Find the string "icon" in the records and copy each line where it occurs.

> Records for the exercise:
======
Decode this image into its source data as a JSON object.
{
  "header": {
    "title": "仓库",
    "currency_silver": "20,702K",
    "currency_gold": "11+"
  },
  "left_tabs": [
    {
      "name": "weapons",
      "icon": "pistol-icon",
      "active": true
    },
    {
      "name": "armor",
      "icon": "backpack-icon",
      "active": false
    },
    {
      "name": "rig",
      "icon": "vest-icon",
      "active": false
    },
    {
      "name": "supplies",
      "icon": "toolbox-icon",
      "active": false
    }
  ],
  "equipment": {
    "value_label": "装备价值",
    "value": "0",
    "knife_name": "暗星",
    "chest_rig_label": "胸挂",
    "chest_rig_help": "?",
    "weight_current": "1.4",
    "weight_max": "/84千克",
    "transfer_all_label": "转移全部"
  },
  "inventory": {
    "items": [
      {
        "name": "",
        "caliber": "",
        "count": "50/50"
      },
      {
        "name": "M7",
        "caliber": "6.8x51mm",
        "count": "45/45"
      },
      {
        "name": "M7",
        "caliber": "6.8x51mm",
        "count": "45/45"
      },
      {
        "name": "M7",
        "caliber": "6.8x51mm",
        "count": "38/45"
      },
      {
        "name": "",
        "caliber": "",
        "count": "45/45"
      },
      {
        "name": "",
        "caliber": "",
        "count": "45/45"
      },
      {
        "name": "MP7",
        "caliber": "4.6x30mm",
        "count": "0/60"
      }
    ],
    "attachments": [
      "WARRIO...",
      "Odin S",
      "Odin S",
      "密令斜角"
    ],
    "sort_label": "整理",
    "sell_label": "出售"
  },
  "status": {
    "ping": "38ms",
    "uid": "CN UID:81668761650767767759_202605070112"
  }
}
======
> Response:
      "icon": "pistol-icon",
      "icon": "backpack-icon",
      "icon": "vest-icon",
      "icon": "toolbox-icon",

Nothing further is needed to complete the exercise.